## Exercise
Read the entries below and pull out each line with the string "JSON".

----------------------------------------

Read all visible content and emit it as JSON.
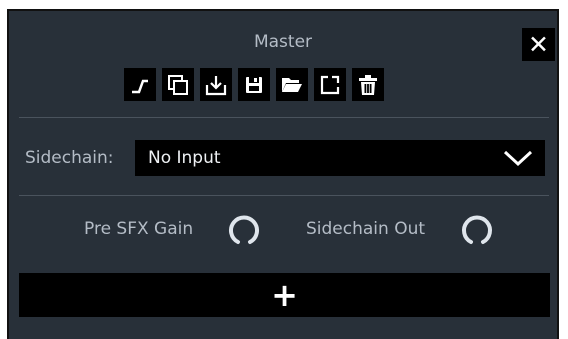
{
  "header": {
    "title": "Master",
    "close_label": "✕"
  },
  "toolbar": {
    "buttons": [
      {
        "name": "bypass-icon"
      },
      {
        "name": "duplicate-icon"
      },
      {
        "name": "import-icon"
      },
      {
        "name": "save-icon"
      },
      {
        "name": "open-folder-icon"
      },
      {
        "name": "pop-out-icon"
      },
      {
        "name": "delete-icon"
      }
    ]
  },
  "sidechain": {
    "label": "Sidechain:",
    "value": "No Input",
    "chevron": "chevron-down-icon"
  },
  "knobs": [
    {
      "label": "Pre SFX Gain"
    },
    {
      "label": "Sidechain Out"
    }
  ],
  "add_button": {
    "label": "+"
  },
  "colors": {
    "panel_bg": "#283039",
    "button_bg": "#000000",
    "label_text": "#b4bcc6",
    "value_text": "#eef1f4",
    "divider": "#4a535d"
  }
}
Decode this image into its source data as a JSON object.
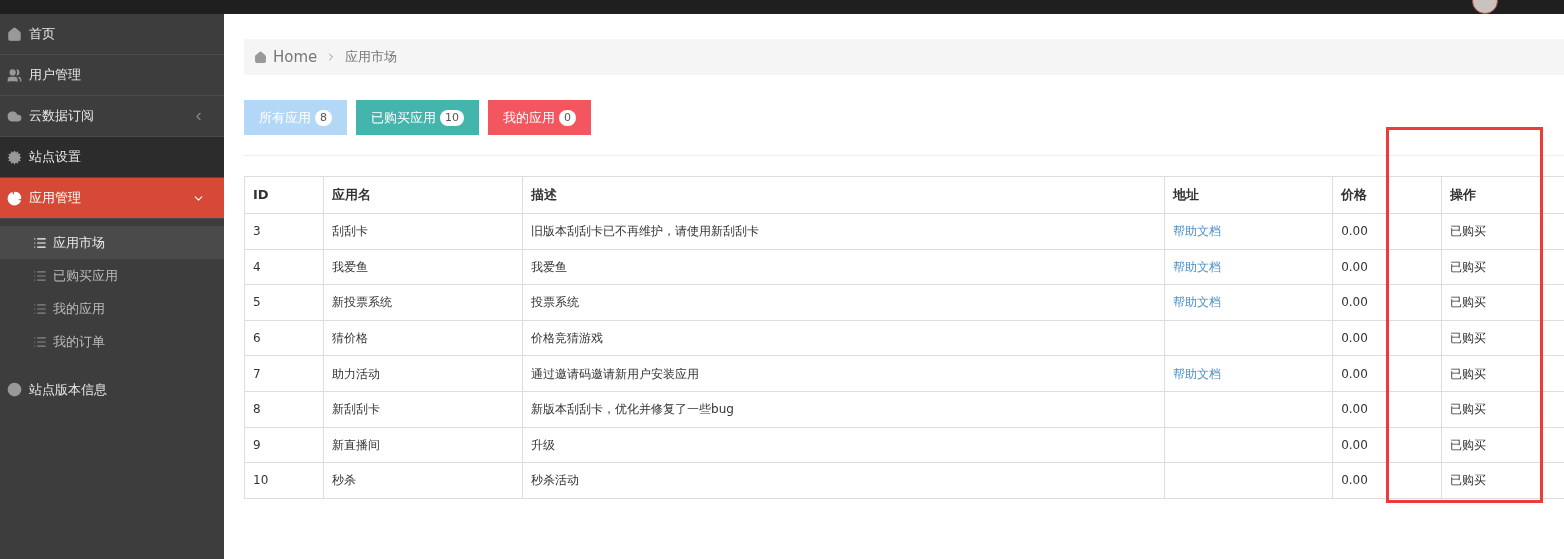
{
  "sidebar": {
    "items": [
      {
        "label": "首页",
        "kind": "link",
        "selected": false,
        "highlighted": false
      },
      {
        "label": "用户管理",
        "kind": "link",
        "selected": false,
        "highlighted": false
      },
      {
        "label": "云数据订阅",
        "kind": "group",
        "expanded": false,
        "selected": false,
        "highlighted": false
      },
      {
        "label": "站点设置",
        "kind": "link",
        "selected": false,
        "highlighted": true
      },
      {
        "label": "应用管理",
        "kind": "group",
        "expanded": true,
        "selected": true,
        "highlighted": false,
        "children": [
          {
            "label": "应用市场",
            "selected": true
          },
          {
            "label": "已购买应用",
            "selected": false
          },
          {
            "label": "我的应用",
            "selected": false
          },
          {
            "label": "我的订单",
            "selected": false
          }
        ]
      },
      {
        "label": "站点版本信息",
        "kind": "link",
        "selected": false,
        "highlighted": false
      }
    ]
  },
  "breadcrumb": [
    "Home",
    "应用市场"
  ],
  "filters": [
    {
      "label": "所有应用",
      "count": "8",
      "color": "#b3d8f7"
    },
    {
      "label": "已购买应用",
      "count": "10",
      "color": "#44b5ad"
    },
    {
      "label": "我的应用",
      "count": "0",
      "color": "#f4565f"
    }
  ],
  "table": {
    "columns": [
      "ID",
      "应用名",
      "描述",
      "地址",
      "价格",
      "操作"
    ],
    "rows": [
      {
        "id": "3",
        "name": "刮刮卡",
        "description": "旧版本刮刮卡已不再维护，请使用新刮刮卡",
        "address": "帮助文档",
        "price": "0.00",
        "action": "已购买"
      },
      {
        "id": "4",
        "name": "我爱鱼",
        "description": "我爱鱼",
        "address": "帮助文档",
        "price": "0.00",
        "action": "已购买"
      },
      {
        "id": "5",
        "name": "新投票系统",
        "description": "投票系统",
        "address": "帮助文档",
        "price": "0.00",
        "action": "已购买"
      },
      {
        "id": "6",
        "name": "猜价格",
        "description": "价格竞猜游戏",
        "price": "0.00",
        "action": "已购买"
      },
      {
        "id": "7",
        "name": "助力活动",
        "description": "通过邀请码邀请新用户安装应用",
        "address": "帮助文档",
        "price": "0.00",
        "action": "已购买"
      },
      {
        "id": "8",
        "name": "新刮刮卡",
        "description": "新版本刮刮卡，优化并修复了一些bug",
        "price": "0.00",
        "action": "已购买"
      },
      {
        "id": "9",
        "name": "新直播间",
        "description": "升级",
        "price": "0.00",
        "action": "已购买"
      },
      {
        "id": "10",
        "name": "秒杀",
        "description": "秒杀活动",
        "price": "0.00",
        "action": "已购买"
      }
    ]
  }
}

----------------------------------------

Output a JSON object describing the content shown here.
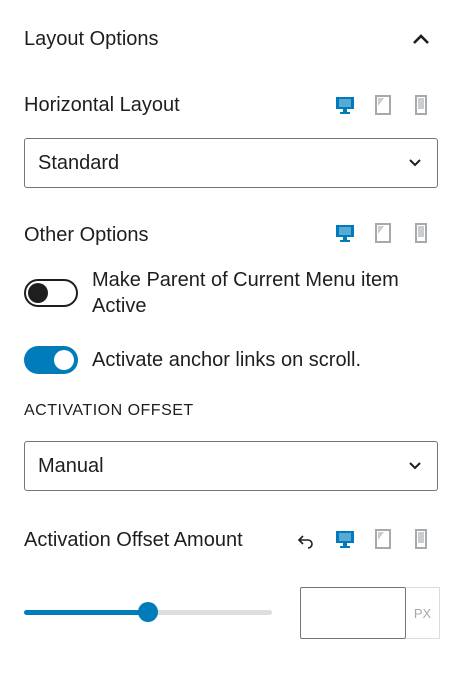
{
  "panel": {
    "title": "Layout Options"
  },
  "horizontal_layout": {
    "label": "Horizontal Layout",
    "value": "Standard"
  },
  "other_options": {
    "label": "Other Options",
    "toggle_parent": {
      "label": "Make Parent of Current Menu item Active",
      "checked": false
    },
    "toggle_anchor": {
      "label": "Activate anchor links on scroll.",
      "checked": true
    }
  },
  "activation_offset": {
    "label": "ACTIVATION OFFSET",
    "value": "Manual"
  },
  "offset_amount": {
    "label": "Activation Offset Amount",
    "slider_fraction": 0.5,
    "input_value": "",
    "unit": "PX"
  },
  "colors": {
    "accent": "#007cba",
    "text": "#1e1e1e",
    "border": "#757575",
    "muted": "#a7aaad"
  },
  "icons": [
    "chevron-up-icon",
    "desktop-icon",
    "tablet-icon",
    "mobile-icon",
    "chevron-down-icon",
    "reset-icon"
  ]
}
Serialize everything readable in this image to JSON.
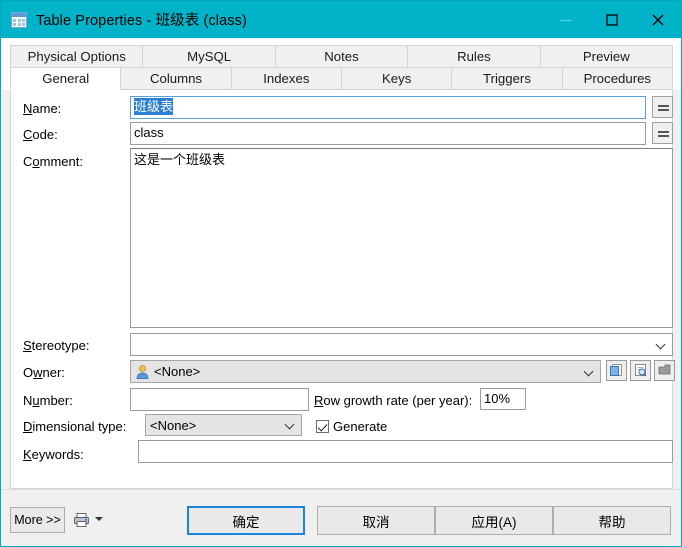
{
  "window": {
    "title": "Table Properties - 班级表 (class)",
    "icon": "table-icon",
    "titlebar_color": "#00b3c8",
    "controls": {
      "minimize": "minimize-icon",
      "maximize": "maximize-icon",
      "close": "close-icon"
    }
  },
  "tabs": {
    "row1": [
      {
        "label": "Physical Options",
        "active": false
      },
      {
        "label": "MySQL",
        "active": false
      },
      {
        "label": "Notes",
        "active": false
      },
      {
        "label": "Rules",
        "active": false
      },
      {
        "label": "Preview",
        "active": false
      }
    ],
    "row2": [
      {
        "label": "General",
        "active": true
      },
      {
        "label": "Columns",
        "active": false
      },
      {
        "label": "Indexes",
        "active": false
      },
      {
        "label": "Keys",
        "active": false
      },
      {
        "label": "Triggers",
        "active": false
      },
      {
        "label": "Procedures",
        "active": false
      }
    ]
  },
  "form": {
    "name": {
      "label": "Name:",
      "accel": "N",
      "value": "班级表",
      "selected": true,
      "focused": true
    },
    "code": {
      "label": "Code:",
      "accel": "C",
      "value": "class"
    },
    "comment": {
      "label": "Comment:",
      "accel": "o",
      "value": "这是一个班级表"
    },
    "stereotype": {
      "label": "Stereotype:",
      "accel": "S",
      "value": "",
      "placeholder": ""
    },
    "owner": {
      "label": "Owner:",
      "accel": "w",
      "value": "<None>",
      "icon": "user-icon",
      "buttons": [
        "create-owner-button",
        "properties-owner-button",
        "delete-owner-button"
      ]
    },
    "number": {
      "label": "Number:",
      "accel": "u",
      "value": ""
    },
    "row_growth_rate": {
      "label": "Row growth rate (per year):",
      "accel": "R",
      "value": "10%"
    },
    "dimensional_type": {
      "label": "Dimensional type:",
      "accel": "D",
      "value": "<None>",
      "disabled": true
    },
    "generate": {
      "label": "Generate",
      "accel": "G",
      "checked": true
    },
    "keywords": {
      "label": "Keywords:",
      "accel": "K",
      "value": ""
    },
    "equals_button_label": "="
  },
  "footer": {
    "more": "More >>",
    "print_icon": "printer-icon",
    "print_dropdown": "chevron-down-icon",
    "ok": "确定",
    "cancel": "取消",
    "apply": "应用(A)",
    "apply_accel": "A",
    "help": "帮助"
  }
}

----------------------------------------

## Reply
Read all visible content and emit it as JSON.
Decode this image into its source data as a JSON object.
Output a JSON object describing the content shown here.
Serialize everything readable in this image to JSON.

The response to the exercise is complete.